Partial commercialisation of the Ministry of Works and Development encouraged me to consider a change into the private consulting industry and join the geotechnical team at Tonkin + Taylor. My timing may not have been optimal as it was just before 1987 financial crash, but I was fortunate as I had specialist skills that were needed for several projects and I was able to apply my marketing experience to help secure some good baseline projects.
This experience strengthened my resolve to always retain and continue development of the specialist skill that I could offer and I always encourage others to do the same. This has created many opportunities to differentiate ourselves including a number of major projects in Southeast Asia where we have successfully competed with international consultancies.
I recall one project where we invested in transporting and demonstrating our newly developed pavement testing technology to the client. I managed to sort out an electronics issue with minutes to spare, complete the trial and was greeted on return to our office with the signed contract. There have been many similar experiences.
I have since had positions of responsibility in the company including periods as Geotechnical Group Manager and Managing Director of the Tonkin + Taylor Group, but ensured I retained an element of technical projects and have subsequently returned to the operations team.
I focus on a mix of Governance roles on Alliance projects and provide technical direction for both land development and foundations of multistorey structures, while also assisting in business development and externally undertaking dispute resolution roles. A particular recent highlight has been multiple roles throughout the life of the Western Ring Route (Waterview tunnel) project where I initially managed the T+T team working on the specimen design, provided expert witness to the Board of Inquiry, then was geotechnical design lead for the ipAA phase before serving as a Board member for the project construction phase then transitioning to the Maintenance Alliance Board. Currently I am on the Boards of the CRL (Central Rail Loop), Wynyard Edge (America’s Cup), Mt Messenger and Piritahi housing alliance projects. I feel privileged to be part of these enthusiastic teams who are keen to make a difference to our society, and where I can also provide advice and offer review.

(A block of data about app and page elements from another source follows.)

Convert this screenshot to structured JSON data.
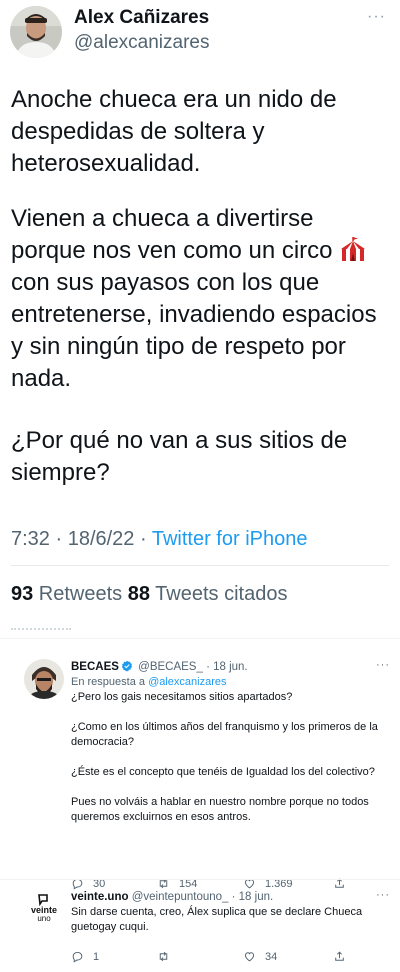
{
  "tweet": {
    "author": {
      "display_name": "Alex Cañizares",
      "handle": "@alexcanizares",
      "more_label": "···"
    },
    "paragraphs": {
      "p1": "Anoche chueca era un nido de despedidas de soltera y heterosexualidad.",
      "p2_before_emoji": "Vienen a chueca a divertirse porque nos ven como un circo ",
      "p2_emoji": "circus-tent-icon",
      "p2_after_emoji": "con sus payasos con los que entretenerse, invadiendo espacios y sin ningún tipo de respeto por nada.",
      "p3": "¿Por qué no van a sus sitios de siempre?"
    },
    "meta": {
      "time_date": "7:32 · 18/6/22 · ",
      "source": "Twitter for iPhone"
    },
    "stats": {
      "retweets_count": "93",
      "retweets_label": " Retweets ",
      "quotes_count": "88",
      "quotes_label": " Tweets citados"
    }
  },
  "replies": [
    {
      "display_name": "BECAES",
      "handle_time": "@BECAES_ · 18 jun.",
      "in_reply_prefix": "En respuesta a ",
      "in_reply_handle": "@alexcanizares",
      "paragraphs": [
        "¿Pero los gais necesitamos sitios apartados?",
        "¿Como en los últimos años del franquismo y los primeros de la democracia?",
        "¿Éste es el concepto que tenéis de Igualdad los del colectivo?",
        "Pues no volváis a hablar en nuestro nombre porque no todos queremos excluirnos en esos antros."
      ],
      "actions": {
        "replies": "30",
        "retweets": "154",
        "likes": "1.369"
      }
    },
    {
      "display_name": "veinte.uno",
      "handle_time": "@veintepuntouno_ · 18 jun.",
      "avatar_logo_text_1": "veinte",
      "avatar_logo_text_2": "uno",
      "text": "Sin darse cuenta, creo, Álex suplica que se declare Chueca guetogay cuqui.",
      "actions": {
        "replies": "1",
        "retweets": "",
        "likes": "34"
      }
    }
  ],
  "colors": {
    "link": "#1d9bf0",
    "secondary_text": "#536471",
    "primary_text": "#0f1419"
  }
}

The diverse range of projects I have worked on has required me to develop strong relationships with clients, developers, government agencies, architects, other design engineers and constructors. These relationships are dependent on trust, fairness and respect for what each can bring.
From my experience, the likelihood of successful outcomes is high when contracts are fair to all parties, do not seek to assign risk to parties that cannot reasonably manage them, and promote good relationships.
Geotechnical engineers are mostly involved during the early stages of projects. Our projects often present high risks, we have limited ability to test and have limited data. The materials which we operate with are variable and often perverse. Our clients are highly reliant us applying good judgement, supported by modelling and analysis. There will also be pressures to limit costs. We will not always get it right so when issues occur it is critically important that they are resolved quickly and risks to subsequent phases are also addressed. A first response to focus on blame and cost allocation is not constructive and inevitably leads to escalation, so wherever possible rapid response to mitigate and remediate is advised. This is where investment in good relations and trust pays dividends.
A few final reflections
Would I have chosen a different career: No
Would I have been wealthier if I had selected a different career: Probably
Would I have worked less hours: Yes
Do I think I have made a positive difference to my community: Yes
Do I believe you, the next generation of engineers will outperform us: Of course. 30 years ago some enlightened people took a deep breath and decided to give the current group of leaders a chance to demonstrate their potential; make sure you take your opportunities.